Smooth at first with apricots and honey. The 52% gives a warming heat which is not overpowering and ideal for the style and richness of the whisky, nether too powerful or too light. After the warmth subsides a little marzipan laps over the already prevalent sherry flavours and a touch of orange peel. There comes a small amount of sweetness of flowers and smoke.
A long finish with waves of rich sherry and higher floral notes interweaving with each other and with wisps of smoke.
Overall a wonderfully complex whisky and very moreish. Whisky of which (unfortunately) very little will actually touch the lips of mere mortals. I suspect there will be more bottles placed neatly on a shelf than ever will be opened except by those who can easily afford the current £350 ticket and probably quite a bit more, once this sells out and hits the secondary market.
My advice: If you can’t afford simply to buy and drink one, buy two. Drink one and in a while sell the other to pay for the first. Or raid the piggy bank. I think as many people as possible should have the chance to drink this great dram.
The English Whisky Company. St George’s Diamond Jubilee whisky.
Of all the distilleries in the world one would have been very surprised had St George’s not released a whisky for The Queen’s Diamond Jubilee. And it’s priced at a very reasonable £60 as well (Whisky Exchange http://www.thewhiskyexchange.com/P-16794.aspx).As with their previous decanter bottled releases, there is a limited run, this time of only 3,300 bottles.
Well, one has to think about whether this bottling is simply a gimmick, so let’s get to the whisky.
Nose: Firstly, lots of fresh and dried fruit comes forth, marmalade flavours of citrus and apricot.
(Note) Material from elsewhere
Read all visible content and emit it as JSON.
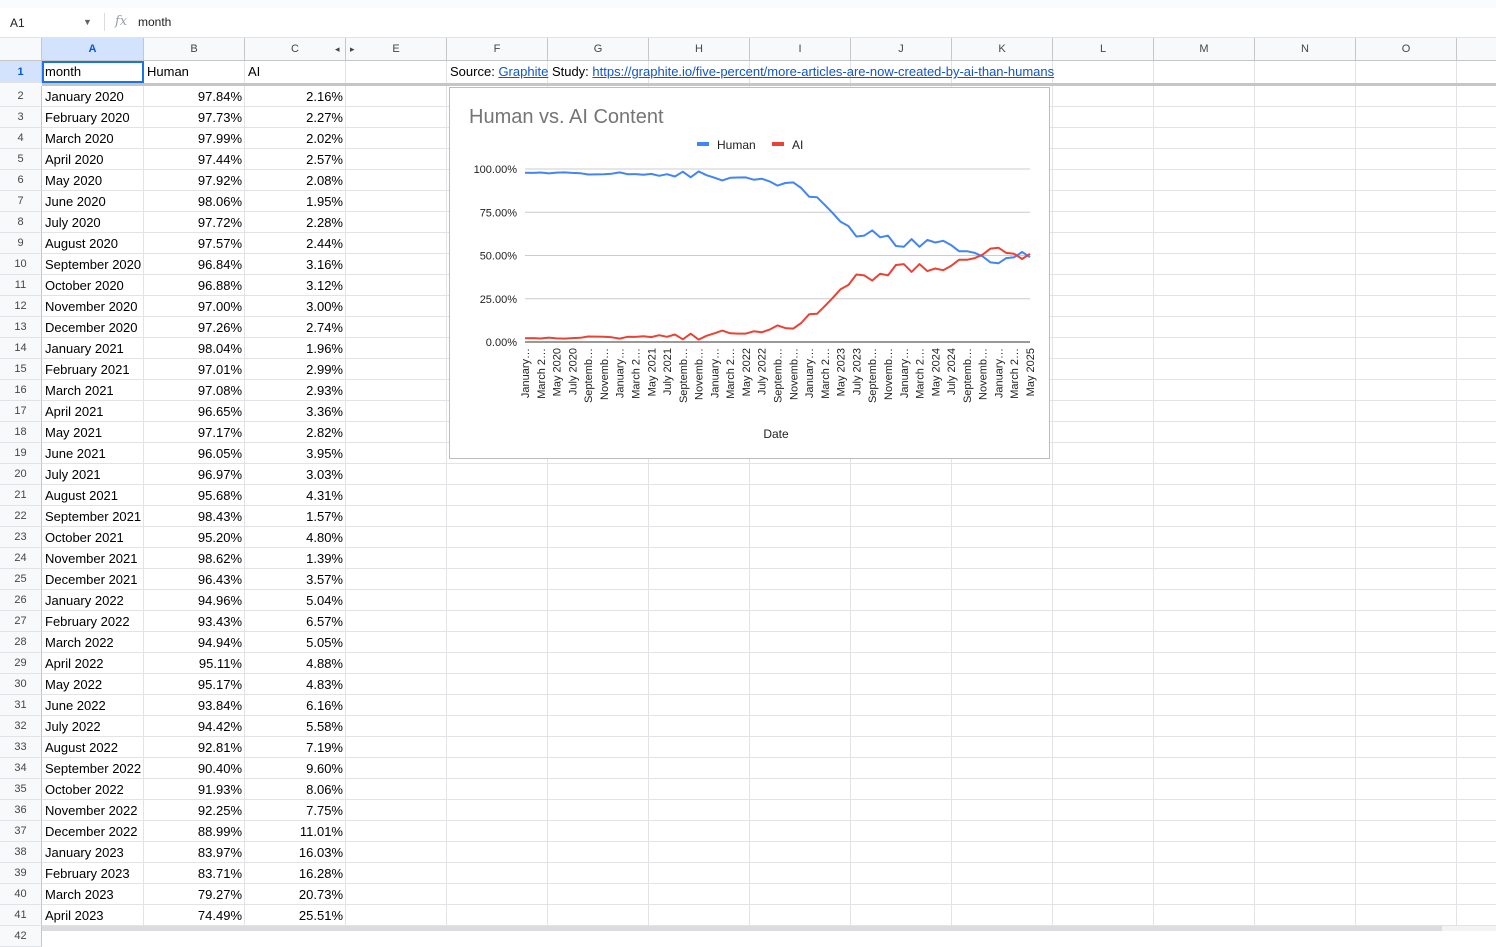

There is an underlying sweetness of boiled sweets and top notes of alpine flowers, bringing a lightness and fragrance to the whisky.
Palate: Harmonious. The dried fruits come through more with the apricots taking centre stage and touches of orange to follow. It is fresh with a slightly herbal edge, mixed with floral notes and moments of honey.
Finish: Quite a long finish, with the fruits subsiding to leave the herbal and floral flavours.
The overall complexity for a whisky of such a young age is impressive. The sweetness is nicely balanced with a fresh appeal. A whisky perfect for summer evening drinking (if we ever get a summer here in the UK!).
The whisky coming out of the St George’s distillery seems to go from strength to strength. Their whiskies have lovely differences yet manage to keep an underlying style which is imparting a distinct identity upon the distillery amongst the rest of the field. Well, I did buy a bottle of this and having reminded myself of how much I liked it, I’m off to find another!
English Whisky Company:St George’s Diamond Jubilee Commemorative whisky.
Very Floral, with a mixture of spring meadow flowers on top of lots of citrus crystalline fruit. There are hints of caramel with high notes of sherbet.
Caramel and sherbet with a nice edge of boiled citrus sweets giving a nice balance of dry and sweet. The high notes are of heather flowers with hints herbs. Overall the weight is medium with an overall spring feel.
This is a lively and dry whisky, dancing on the palate as it finishes, worthy of celebrating our sprightly Queen’s jubilee with. Crisp and polished.
With under 3000 bottles for the world market, I’m very glad I booked my bottle.